Indeed, in that same spirit, this afternoon we will go on to the airfield here at Faldingworth and lay pieces of aircraft retrieved from four different sites across Europe, to be placed into the memorial there; and we will remember the sacrifice they made against tyranny.

Somewhere, last weekend I read a piece about a soldier in battle, and how in many ways their actions are Christ-like, in so far as they are caught up in that greater sacrifice for the sake of others.

The battlefield has that echo of that other sacrifice that we are mindful of whenever we meet together in an act of worship, the sacrifice of our Lord Jesus Christ upon the cross. For we remember how He gave of Himself, dying for us on the cross, in order that we might have new life through Him and freedom from our sins. In the words of the children’s hymn writer:

‘We may not know, we cannot tell,
what pains he had to bear,
but we believe it was for us
he hung and suffered there.

He died that we might be forgiven,
he died to make us good,
that we might go at last to heaven,
saved by his precious blood.’

And so we give thanks and praise and glorify His name for that redeeming sacrifice, which we remember whenever we have a service and especially as we go to Mass and receive Holy Communion!

And as we come to remember, especially those who gave their lives, serving from this airfield, we recognise that their sacrifice was real, and it was for our freedom.

Through their actions, we can travel freely across the continent, even for the weekend. There is a new Europe, where people can express themselves, vote as they wish and travel as they will.

Belgium is now at the centre of that new Europe. It is home to the European Parliament, where mercifully people have learnt to talk with one another.

And, since the 1st May 2004, Poland has been a member of that same European union, and enjoys those same privileges.

It is clear as we visit the ‘fields of Flanders’ and as we remember the many battles of the 2nd World War that a very great sacrifice was made for our freedom there. We do well to honour that sacrifice, and remember, as we do today, those who made it on our behalf.

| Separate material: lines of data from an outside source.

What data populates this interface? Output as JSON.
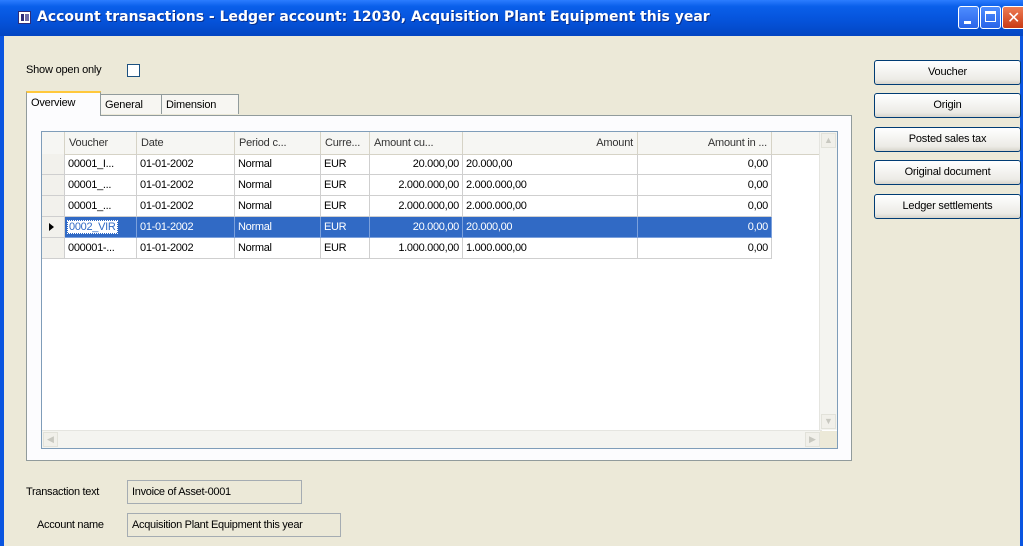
{
  "window": {
    "title": "Account transactions - Ledger account: 12030, Acquisition Plant Equipment this year",
    "close_glyph": "✕"
  },
  "filter": {
    "show_open_only_label": "Show open only",
    "show_open_only_checked": false
  },
  "tabs": [
    {
      "label": "Overview",
      "active": true
    },
    {
      "label": "General",
      "active": false
    },
    {
      "label": "Dimension",
      "active": false
    }
  ],
  "grid": {
    "columns": [
      "Voucher",
      "Date",
      "Period c...",
      "Curre...",
      "Amount cu...",
      "Amount",
      "Amount in ..."
    ],
    "rows": [
      {
        "voucher": "00001_I...",
        "date": "01-01-2002",
        "period": "Normal",
        "currency": "EUR",
        "amount_cur": "20.000,00",
        "amount": "20.000,00",
        "amount_in": "0,00",
        "selected": false
      },
      {
        "voucher": "00001_...",
        "date": "01-01-2002",
        "period": "Normal",
        "currency": "EUR",
        "amount_cur": "2.000.000,00",
        "amount": "2.000.000,00",
        "amount_in": "0,00",
        "selected": false
      },
      {
        "voucher": "00001_...",
        "date": "01-01-2002",
        "period": "Normal",
        "currency": "EUR",
        "amount_cur": "2.000.000,00",
        "amount": "2.000.000,00",
        "amount_in": "0,00",
        "selected": false
      },
      {
        "voucher": "0002_VIR",
        "date": "01-01-2002",
        "period": "Normal",
        "currency": "EUR",
        "amount_cur": "20.000,00",
        "amount": "20.000,00",
        "amount_in": "0,00",
        "selected": true
      },
      {
        "voucher": "000001-...",
        "date": "01-01-2002",
        "period": "Normal",
        "currency": "EUR",
        "amount_cur": "1.000.000,00",
        "amount": "1.000.000,00",
        "amount_in": "0,00",
        "selected": false
      }
    ]
  },
  "buttons": {
    "voucher": "Voucher",
    "origin": "Origin",
    "posted_sales_tax": "Posted sales tax",
    "original_document": "Original document",
    "ledger_settlements": "Ledger settlements"
  },
  "details": {
    "transaction_text_label": "Transaction text",
    "transaction_text_value": "Invoice of Asset-0001",
    "account_name_label": "Account name",
    "account_name_value": "Acquisition Plant Equipment this year"
  },
  "colors": {
    "titlebar": "#0552d9",
    "selection": "#316ac5",
    "close_button": "#c93a14"
  }
}
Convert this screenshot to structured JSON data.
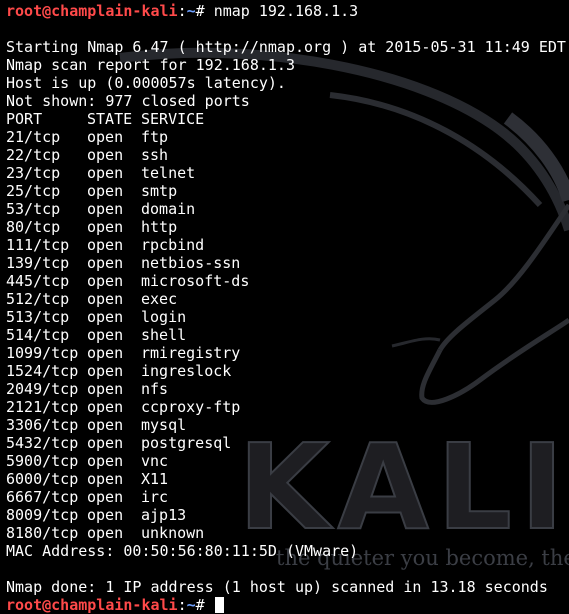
{
  "prompt": {
    "user_host": "root@champlain-kali",
    "separator": ":",
    "path": "~",
    "symbol": "# ",
    "command": "nmap 192.168.1.3"
  },
  "scan": {
    "start_line": "Starting Nmap 6.47 ( http://nmap.org ) at 2015-05-31 11:49 EDT",
    "report_line": "Nmap scan report for 192.168.1.3",
    "host_line": "Host is up (0.000057s latency).",
    "not_shown_line": "Not shown: 977 closed ports",
    "header": {
      "port": "PORT",
      "state": "STATE",
      "service": "SERVICE"
    },
    "ports": [
      {
        "port": "21/tcp",
        "state": "open",
        "service": "ftp"
      },
      {
        "port": "22/tcp",
        "state": "open",
        "service": "ssh"
      },
      {
        "port": "23/tcp",
        "state": "open",
        "service": "telnet"
      },
      {
        "port": "25/tcp",
        "state": "open",
        "service": "smtp"
      },
      {
        "port": "53/tcp",
        "state": "open",
        "service": "domain"
      },
      {
        "port": "80/tcp",
        "state": "open",
        "service": "http"
      },
      {
        "port": "111/tcp",
        "state": "open",
        "service": "rpcbind"
      },
      {
        "port": "139/tcp",
        "state": "open",
        "service": "netbios-ssn"
      },
      {
        "port": "445/tcp",
        "state": "open",
        "service": "microsoft-ds"
      },
      {
        "port": "512/tcp",
        "state": "open",
        "service": "exec"
      },
      {
        "port": "513/tcp",
        "state": "open",
        "service": "login"
      },
      {
        "port": "514/tcp",
        "state": "open",
        "service": "shell"
      },
      {
        "port": "1099/tcp",
        "state": "open",
        "service": "rmiregistry"
      },
      {
        "port": "1524/tcp",
        "state": "open",
        "service": "ingreslock"
      },
      {
        "port": "2049/tcp",
        "state": "open",
        "service": "nfs"
      },
      {
        "port": "2121/tcp",
        "state": "open",
        "service": "ccproxy-ftp"
      },
      {
        "port": "3306/tcp",
        "state": "open",
        "service": "mysql"
      },
      {
        "port": "5432/tcp",
        "state": "open",
        "service": "postgresql"
      },
      {
        "port": "5900/tcp",
        "state": "open",
        "service": "vnc"
      },
      {
        "port": "6000/tcp",
        "state": "open",
        "service": "X11"
      },
      {
        "port": "6667/tcp",
        "state": "open",
        "service": "irc"
      },
      {
        "port": "8009/tcp",
        "state": "open",
        "service": "ajp13"
      },
      {
        "port": "8180/tcp",
        "state": "open",
        "service": "unknown"
      }
    ],
    "mac_line": "MAC Address: 00:50:56:80:11:5D (VMware)",
    "done_line": "Nmap done: 1 IP address (1 host up) scanned in 13.18 seconds"
  },
  "wallpaper": {
    "logo_text": "KALI L",
    "tagline": "the quieter you become, the mo"
  },
  "colors": {
    "background": "#000000",
    "text": "#ffffff",
    "prompt_user": "#ff4a4a",
    "prompt_path": "#6fa0ff"
  }
}
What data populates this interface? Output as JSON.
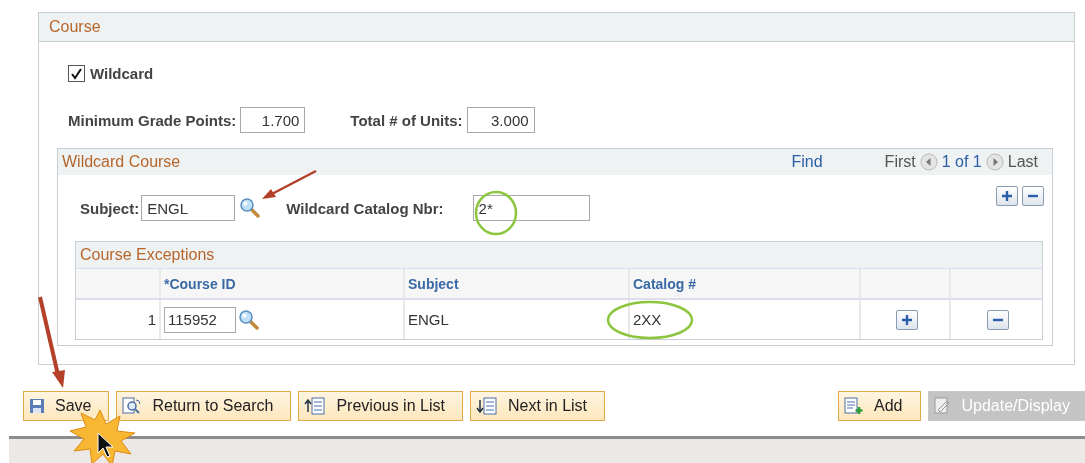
{
  "course_panel": {
    "title": "Course",
    "wildcard": {
      "label": "Wildcard",
      "checked": true
    },
    "fields": [
      {
        "label": "Minimum Grade Points:",
        "value": "1.700"
      },
      {
        "label": "Total # of Units:",
        "value": "3.000"
      }
    ],
    "wildcard_course": {
      "title": "Wildcard Course",
      "find": "Find",
      "first": "First",
      "count": "1 of 1",
      "last": "Last",
      "subject": {
        "label": "Subject:",
        "value": "ENGL"
      },
      "catalog": {
        "label": "Wildcard Catalog Nbr:",
        "value": "2*"
      },
      "exceptions": {
        "title": "Course Exceptions",
        "columns": [
          "*Course ID",
          "Subject",
          "Catalog #"
        ],
        "rows": [
          {
            "number": "1",
            "course_id": "115952",
            "subject": "ENGL",
            "catalog": "2XX"
          }
        ]
      }
    }
  },
  "buttons": [
    {
      "label": "Save",
      "kind": "save",
      "disabled": false
    },
    {
      "label": "Return to Search",
      "kind": "search",
      "disabled": false
    },
    {
      "label": "Previous in List",
      "kind": "previous",
      "disabled": false
    },
    {
      "label": "Next in List",
      "kind": "next",
      "disabled": false
    },
    {
      "label": "Add",
      "kind": "add",
      "disabled": false
    },
    {
      "label": "Update/Display",
      "kind": "update",
      "disabled": true
    }
  ]
}
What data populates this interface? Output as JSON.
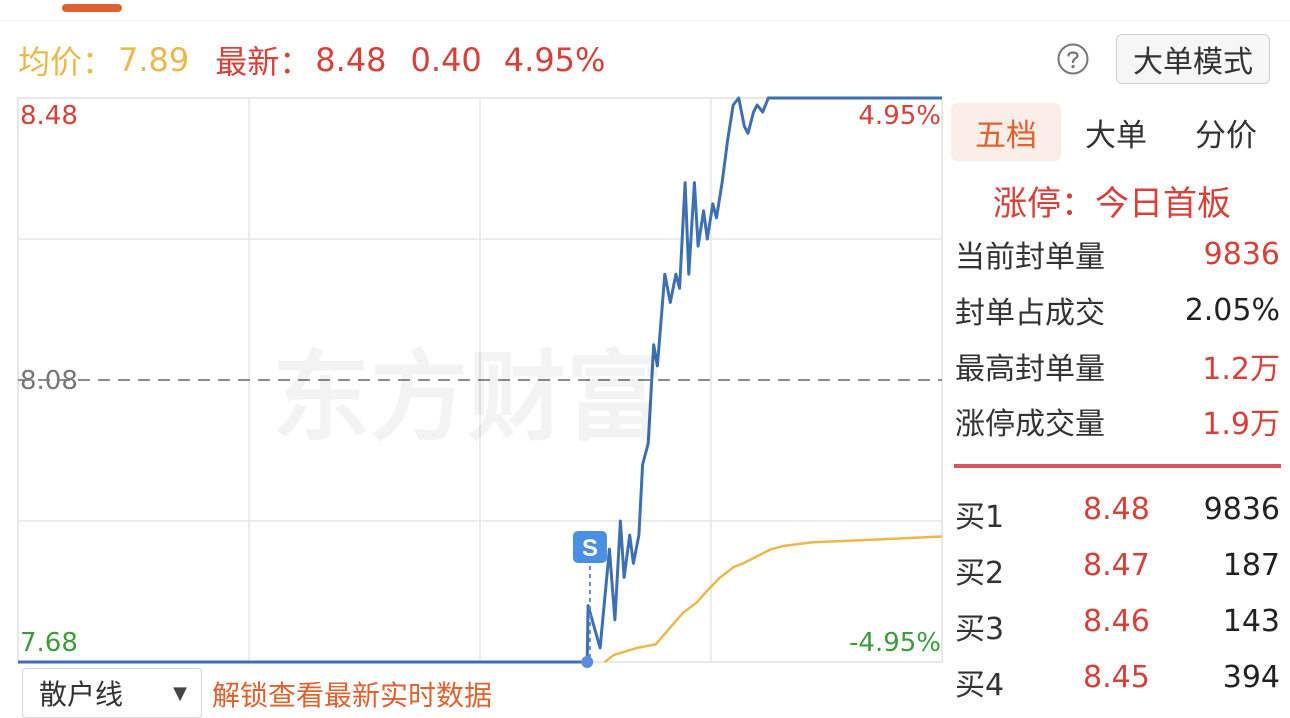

We remember, and give thanks, for all those who in love gave their lives for their friends. Amen.